◆ Aim of the exercise ◆
Copy each entry below exactly. No images.

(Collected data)
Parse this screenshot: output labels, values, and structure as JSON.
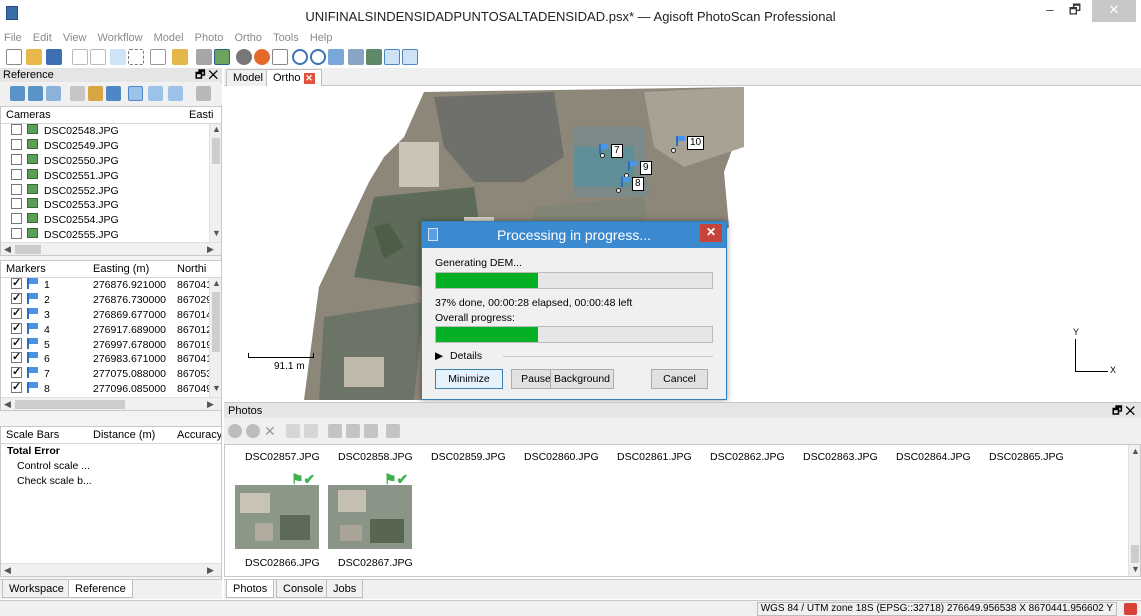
{
  "window": {
    "title": "UNIFINALSINDENSIDADPUNTOSALTADENSIDAD.psx* — Agisoft PhotoScan Professional",
    "minimize": "–",
    "restore": "🗗",
    "close": "✕"
  },
  "menu": [
    "File",
    "Edit",
    "View",
    "Workflow",
    "Model",
    "Photo",
    "Ortho",
    "Tools",
    "Help"
  ],
  "reference_panel": {
    "title": "Reference",
    "float_close": "🗗 ✕",
    "cameras": {
      "headers": [
        "Cameras",
        "Easti"
      ],
      "items": [
        "DSC02548.JPG",
        "DSC02549.JPG",
        "DSC02550.JPG",
        "DSC02551.JPG",
        "DSC02552.JPG",
        "DSC02553.JPG",
        "DSC02554.JPG",
        "DSC02555.JPG"
      ]
    },
    "markers": {
      "headers": [
        "Markers",
        "Easting (m)",
        "Northi"
      ],
      "rows": [
        {
          "name": "1",
          "easting": "276876.921000",
          "northing": "867041"
        },
        {
          "name": "2",
          "easting": "276876.730000",
          "northing": "867029"
        },
        {
          "name": "3",
          "easting": "276869.677000",
          "northing": "867014"
        },
        {
          "name": "4",
          "easting": "276917.689000",
          "northing": "867012"
        },
        {
          "name": "5",
          "easting": "276997.678000",
          "northing": "867019"
        },
        {
          "name": "6",
          "easting": "276983.671000",
          "northing": "867041"
        },
        {
          "name": "7",
          "easting": "277075.088000",
          "northing": "867053"
        },
        {
          "name": "8",
          "easting": "277096.085000",
          "northing": "867049"
        }
      ]
    },
    "scalebars": {
      "headers": [
        "Scale Bars",
        "Distance (m)",
        "Accuracy"
      ],
      "items": [
        "Total Error",
        "Control scale ...",
        "Check scale b..."
      ]
    },
    "bottom_tabs": [
      "Workspace",
      "Reference"
    ]
  },
  "view_tabs": [
    "Model",
    "Ortho"
  ],
  "ortho_view": {
    "markers": [
      "7",
      "9",
      "8",
      "10"
    ],
    "scale_label": "91.1 m",
    "axis_y": "Y",
    "axis_x": "X"
  },
  "dialog": {
    "title": "Processing in progress...",
    "close": "✕",
    "task": "Generating DEM...",
    "task_progress": 0.37,
    "status": "37% done, 00:00:28 elapsed, 00:00:48 left",
    "overall_label": "Overall progress:",
    "overall_progress": 0.37,
    "details_label": "Details",
    "buttons": [
      "Minimize",
      "Pause",
      "Background",
      "Cancel"
    ]
  },
  "photos_panel": {
    "title": "Photos",
    "float_close": "🗗 ✕",
    "row1": [
      "DSC02857.JPG",
      "DSC02858.JPG",
      "DSC02859.JPG",
      "DSC02860.JPG",
      "DSC02861.JPG",
      "DSC02862.JPG",
      "DSC02863.JPG",
      "DSC02864.JPG",
      "DSC02865.JPG"
    ],
    "row2": [
      "DSC02866.JPG",
      "DSC02867.JPG"
    ],
    "bottom_tabs": [
      "Photos",
      "Console",
      "Jobs"
    ]
  },
  "status_bar": {
    "coords": "WGS 84 / UTM zone 18S (EPSG::32718)  276649.956538 X  8670441.956602 Y"
  }
}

◆ Answer to this exercise ◆
Parse this screenshot: output labels, values, and structure as JSON.
{
  "window": {
    "title": "UNIFINALSINDENSIDADPUNTOSALTADENSIDAD.psx* — Agisoft PhotoScan Professional",
    "minimize": "–",
    "restore": "🗗",
    "close": "✕"
  },
  "menu": [
    "File",
    "Edit",
    "View",
    "Workflow",
    "Model",
    "Photo",
    "Ortho",
    "Tools",
    "Help"
  ],
  "reference_panel": {
    "title": "Reference",
    "float_close": "🗗 ✕",
    "cameras": {
      "headers": [
        "Cameras",
        "Easti"
      ],
      "items": [
        "DSC02548.JPG",
        "DSC02549.JPG",
        "DSC02550.JPG",
        "DSC02551.JPG",
        "DSC02552.JPG",
        "DSC02553.JPG",
        "DSC02554.JPG",
        "DSC02555.JPG"
      ]
    },
    "markers": {
      "headers": [
        "Markers",
        "Easting (m)",
        "Northi"
      ],
      "rows": [
        {
          "name": "1",
          "easting": "276876.921000",
          "northing": "867041"
        },
        {
          "name": "2",
          "easting": "276876.730000",
          "northing": "867029"
        },
        {
          "name": "3",
          "easting": "276869.677000",
          "northing": "867014"
        },
        {
          "name": "4",
          "easting": "276917.689000",
          "northing": "867012"
        },
        {
          "name": "5",
          "easting": "276997.678000",
          "northing": "867019"
        },
        {
          "name": "6",
          "easting": "276983.671000",
          "northing": "867041"
        },
        {
          "name": "7",
          "easting": "277075.088000",
          "northing": "867053"
        },
        {
          "name": "8",
          "easting": "277096.085000",
          "northing": "867049"
        }
      ]
    },
    "scalebars": {
      "headers": [
        "Scale Bars",
        "Distance (m)",
        "Accuracy"
      ],
      "items": [
        "Total Error",
        "Control scale ...",
        "Check scale b..."
      ]
    },
    "bottom_tabs": [
      "Workspace",
      "Reference"
    ]
  },
  "view_tabs": [
    "Model",
    "Ortho"
  ],
  "ortho_view": {
    "markers": [
      "7",
      "9",
      "8",
      "10"
    ],
    "scale_label": "91.1 m",
    "axis_y": "Y",
    "axis_x": "X"
  },
  "dialog": {
    "title": "Processing in progress...",
    "close": "✕",
    "task": "Generating DEM...",
    "task_progress": 0.37,
    "status": "37% done, 00:00:28 elapsed, 00:00:48 left",
    "overall_label": "Overall progress:",
    "overall_progress": 0.37,
    "details_label": "Details",
    "buttons": [
      "Minimize",
      "Pause",
      "Background",
      "Cancel"
    ]
  },
  "photos_panel": {
    "title": "Photos",
    "float_close": "🗗 ✕",
    "row1": [
      "DSC02857.JPG",
      "DSC02858.JPG",
      "DSC02859.JPG",
      "DSC02860.JPG",
      "DSC02861.JPG",
      "DSC02862.JPG",
      "DSC02863.JPG",
      "DSC02864.JPG",
      "DSC02865.JPG"
    ],
    "row2": [
      "DSC02866.JPG",
      "DSC02867.JPG"
    ],
    "bottom_tabs": [
      "Photos",
      "Console",
      "Jobs"
    ]
  },
  "status_bar": {
    "coords": "WGS 84 / UTM zone 18S (EPSG::32718)  276649.956538 X  8670441.956602 Y"
  }
}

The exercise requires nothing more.